We’re back with another installment of Skincare Dictionary to make the ingredients list on your favorite products a little less scary. We'll be giving you the 4-11 on ingredients that seem more complex than brainstorming Drag Race mini-challenges, but truly are easier than your seventh-grade science homework. This time with beta hydroxy acids, otherwise known as BHAs.
The little sister to our previous topic, alpha hydroxy acids, BHAs are commonly used to also exfoliate the skin, but specifically, help to reduce any fine lines or wrinkles we may develop, both of those working together to create a smoother complexion without inflammation or irritation.
What’s the difference between AHAs and BHAs?
AHAs (such as such as glycolic or citric acid) are water-soluble chemicals that remove dead skin, and BHAs are oil-soluble exfoliants, allowing them to break through your skin barrier through sebaceous glands — or the glands under our skin that release oils. Can you believe that your bottle of Paula’s Choice 2% BHA Exfoliant does all of that?
What are some examples of BHAs?
We’re so glad you asked. Some examples of acids that fall under the BHA category are the notorious salicylic acid, tropic acid, and trethocanic acid.

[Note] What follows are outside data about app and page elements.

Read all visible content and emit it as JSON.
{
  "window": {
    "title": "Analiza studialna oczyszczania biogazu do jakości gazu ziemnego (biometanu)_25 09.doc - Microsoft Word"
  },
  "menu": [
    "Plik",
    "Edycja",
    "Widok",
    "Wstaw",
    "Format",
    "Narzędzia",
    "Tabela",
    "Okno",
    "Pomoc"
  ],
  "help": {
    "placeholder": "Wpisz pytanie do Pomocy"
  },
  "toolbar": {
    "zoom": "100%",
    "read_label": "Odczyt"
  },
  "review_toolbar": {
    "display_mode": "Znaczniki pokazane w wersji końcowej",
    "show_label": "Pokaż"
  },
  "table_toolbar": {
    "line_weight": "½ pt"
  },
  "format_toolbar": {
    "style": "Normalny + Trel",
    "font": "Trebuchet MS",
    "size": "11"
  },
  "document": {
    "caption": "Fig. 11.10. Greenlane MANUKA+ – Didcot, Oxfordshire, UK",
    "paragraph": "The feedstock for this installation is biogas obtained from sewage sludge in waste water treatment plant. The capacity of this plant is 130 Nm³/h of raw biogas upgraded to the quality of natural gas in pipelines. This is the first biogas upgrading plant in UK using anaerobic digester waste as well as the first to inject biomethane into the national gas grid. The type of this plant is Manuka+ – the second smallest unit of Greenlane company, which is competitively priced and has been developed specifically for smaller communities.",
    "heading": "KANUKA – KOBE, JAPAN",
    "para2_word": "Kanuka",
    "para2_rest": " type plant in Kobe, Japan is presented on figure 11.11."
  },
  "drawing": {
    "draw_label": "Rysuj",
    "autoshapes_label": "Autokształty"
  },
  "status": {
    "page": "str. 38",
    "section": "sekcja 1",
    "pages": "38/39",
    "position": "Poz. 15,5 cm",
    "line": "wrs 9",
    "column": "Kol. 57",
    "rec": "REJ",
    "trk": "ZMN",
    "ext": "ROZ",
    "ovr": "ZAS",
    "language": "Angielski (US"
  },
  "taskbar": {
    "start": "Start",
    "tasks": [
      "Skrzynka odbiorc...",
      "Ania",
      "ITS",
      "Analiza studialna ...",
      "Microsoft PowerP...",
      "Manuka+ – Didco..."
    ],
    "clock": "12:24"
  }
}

Salicylic acid, something your dermatologist has probably repeated more times than you can count, is found in products such as CeraVe’s Acne Control Cleanser, Peace Out Acne’s Salicylic Acid Treatment, and The Ordinary’s 2% Salicylic Acid Serum. It works specifically to reduce any redness or irritation on the surface of the skin, shedding any problematic dead skin cells.
So, what do we use these for? Let’s ask an expert.
Dr. Chang is back, thank God! She lays down the need-to-know details on BHAs so we can understand without going to dermatology school.
“Because they are oil-soluble, they can penetrate deeper into the pores to help reduce clogged pores and comedones. BHAs are great for those with acne-prone or oily skin.” Utilize BHAs to get that extra-clean feeling, especially with the summertime coming up, with long days at the beach and more dirt on and in your face than you can even imagine!
Anything to steer clear of?
Beware of combining BHAs with Vitamin C or Retinol. Both can lead to over-exfoliation or irritation, causing a burning sensation both on the skin and underneath. However, mixing these by applying one in the evening and one in the morning is a safe practice to do both.
As we said before, always remember to use SPF, especially with ingredients that may strip the base layer of the skin and exfoliate.
Stay tuned for next time, when we discuss the next letter in the alphabet, C is for ceramides!